→ EXERCISE GOAL
Each record beneath this line should be returned exactly as it is.

→ Component data from apps and pages
□ □ □ □ □ □ □

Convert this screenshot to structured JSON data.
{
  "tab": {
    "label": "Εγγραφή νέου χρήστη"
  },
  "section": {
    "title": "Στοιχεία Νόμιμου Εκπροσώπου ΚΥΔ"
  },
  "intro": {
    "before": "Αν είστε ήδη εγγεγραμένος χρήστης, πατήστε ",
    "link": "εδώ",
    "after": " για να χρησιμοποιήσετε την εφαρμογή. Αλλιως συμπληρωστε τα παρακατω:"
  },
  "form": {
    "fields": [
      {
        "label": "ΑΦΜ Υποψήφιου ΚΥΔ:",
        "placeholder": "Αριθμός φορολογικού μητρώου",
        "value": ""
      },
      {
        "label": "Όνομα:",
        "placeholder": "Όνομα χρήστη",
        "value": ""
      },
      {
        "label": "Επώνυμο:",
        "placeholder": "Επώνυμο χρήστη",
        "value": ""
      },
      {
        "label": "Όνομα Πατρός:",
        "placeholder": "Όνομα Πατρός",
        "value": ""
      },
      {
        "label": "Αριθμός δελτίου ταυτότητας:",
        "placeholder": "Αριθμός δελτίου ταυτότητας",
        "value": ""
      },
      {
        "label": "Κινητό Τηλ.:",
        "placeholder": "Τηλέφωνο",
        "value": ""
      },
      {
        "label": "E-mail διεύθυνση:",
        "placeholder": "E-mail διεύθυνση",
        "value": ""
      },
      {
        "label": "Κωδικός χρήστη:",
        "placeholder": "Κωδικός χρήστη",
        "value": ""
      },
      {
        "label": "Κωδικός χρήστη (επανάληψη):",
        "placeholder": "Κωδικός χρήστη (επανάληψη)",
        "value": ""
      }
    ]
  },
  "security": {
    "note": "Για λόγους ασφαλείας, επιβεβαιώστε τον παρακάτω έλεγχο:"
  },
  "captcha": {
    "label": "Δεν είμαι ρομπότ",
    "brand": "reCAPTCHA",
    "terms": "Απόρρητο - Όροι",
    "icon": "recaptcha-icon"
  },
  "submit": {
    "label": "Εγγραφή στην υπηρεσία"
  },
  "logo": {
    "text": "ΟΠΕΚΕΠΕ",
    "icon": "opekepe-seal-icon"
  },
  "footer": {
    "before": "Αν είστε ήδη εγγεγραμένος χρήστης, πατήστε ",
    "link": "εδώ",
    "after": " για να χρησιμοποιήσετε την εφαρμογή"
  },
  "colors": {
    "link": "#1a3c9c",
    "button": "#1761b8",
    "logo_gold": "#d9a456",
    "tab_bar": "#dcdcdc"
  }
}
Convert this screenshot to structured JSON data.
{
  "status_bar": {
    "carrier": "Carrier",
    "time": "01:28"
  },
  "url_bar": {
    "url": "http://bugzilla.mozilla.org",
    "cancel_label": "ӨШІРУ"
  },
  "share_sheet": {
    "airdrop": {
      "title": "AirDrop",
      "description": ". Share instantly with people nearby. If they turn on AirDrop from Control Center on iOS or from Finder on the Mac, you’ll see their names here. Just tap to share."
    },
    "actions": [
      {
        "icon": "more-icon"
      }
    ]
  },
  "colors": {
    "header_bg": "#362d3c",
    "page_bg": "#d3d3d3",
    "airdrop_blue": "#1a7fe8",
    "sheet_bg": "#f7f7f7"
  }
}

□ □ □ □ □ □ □

→ THE COMPLETED TASK
Convert this screenshot to structured JSON data.
{
  "tab": {
    "label": "Εγγραφή νέου χρήστη"
  },
  "section": {
    "title": "Στοιχεία Νόμιμου Εκπροσώπου ΚΥΔ"
  },
  "intro": {
    "before": "Αν είστε ήδη εγγεγραμένος χρήστης, πατήστε ",
    "link": "εδώ",
    "after": " για να χρησιμοποιήσετε την εφαρμογή. Αλλιως συμπληρωστε τα παρακατω:"
  },
  "form": {
    "fields": [
      {
        "label": "ΑΦΜ Υποψήφιου ΚΥΔ:",
        "placeholder": "Αριθμός φορολογικού μητρώου",
        "value": ""
      },
      {
        "label": "Όνομα:",
        "placeholder": "Όνομα χρήστη",
        "value": ""
      },
      {
        "label": "Επώνυμο:",
        "placeholder": "Επώνυμο χρήστη",
        "value": ""
      },
      {
        "label": "Όνομα Πατρός:",
        "placeholder": "Όνομα Πατρός",
        "value": ""
      },
      {
        "label": "Αριθμός δελτίου ταυτότητας:",
        "placeholder": "Αριθμός δελτίου ταυτότητας",
        "value": ""
      },
      {
        "label": "Κινητό Τηλ.:",
        "placeholder": "Τηλέφωνο",
        "value": ""
      },
      {
        "label": "E-mail διεύθυνση:",
        "placeholder": "E-mail διεύθυνση",
        "value": ""
      },
      {
        "label": "Κωδικός χρήστη:",
        "placeholder": "Κωδικός χρήστη",
        "value": ""
      },
      {
        "label": "Κωδικός χρήστη (επανάληψη):",
        "placeholder": "Κωδικός χρήστη (επανάληψη)",
        "value": ""
      }
    ]
  },
  "security": {
    "note": "Για λόγους ασφαλείας, επιβεβαιώστε τον παρακάτω έλεγχο:"
  },
  "captcha": {
    "label": "Δεν είμαι ρομπότ",
    "brand": "reCAPTCHA",
    "terms": "Απόρρητο - Όροι",
    "icon": "recaptcha-icon"
  },
  "submit": {
    "label": "Εγγραφή στην υπηρεσία"
  },
  "logo": {
    "text": "ΟΠΕΚΕΠΕ",
    "icon": "opekepe-seal-icon"
  },
  "footer": {
    "before": "Αν είστε ήδη εγγεγραμένος χρήστης, πατήστε ",
    "link": "εδώ",
    "after": " για να χρησιμοποιήσετε την εφαρμογή"
  },
  "colors": {
    "link": "#1a3c9c",
    "button": "#1761b8",
    "logo_gold": "#d9a456",
    "tab_bar": "#dcdcdc"
  }
}
Convert this screenshot to structured JSON data.
{
  "status_bar": {
    "carrier": "Carrier",
    "time": "01:28"
  },
  "url_bar": {
    "url": "http://bugzilla.mozilla.org",
    "cancel_label": "ӨШІРУ"
  },
  "share_sheet": {
    "airdrop": {
      "title": "AirDrop",
      "description": ". Share instantly with people nearby. If they turn on AirDrop from Control Center on iOS or from Finder on the Mac, you’ll see their names here. Just tap to share."
    },
    "actions": [
      {
        "icon": "more-icon"
      }
    ]
  },
  "colors": {
    "header_bg": "#362d3c",
    "page_bg": "#d3d3d3",
    "airdrop_blue": "#1a7fe8",
    "sheet_bg": "#f7f7f7"
  }
}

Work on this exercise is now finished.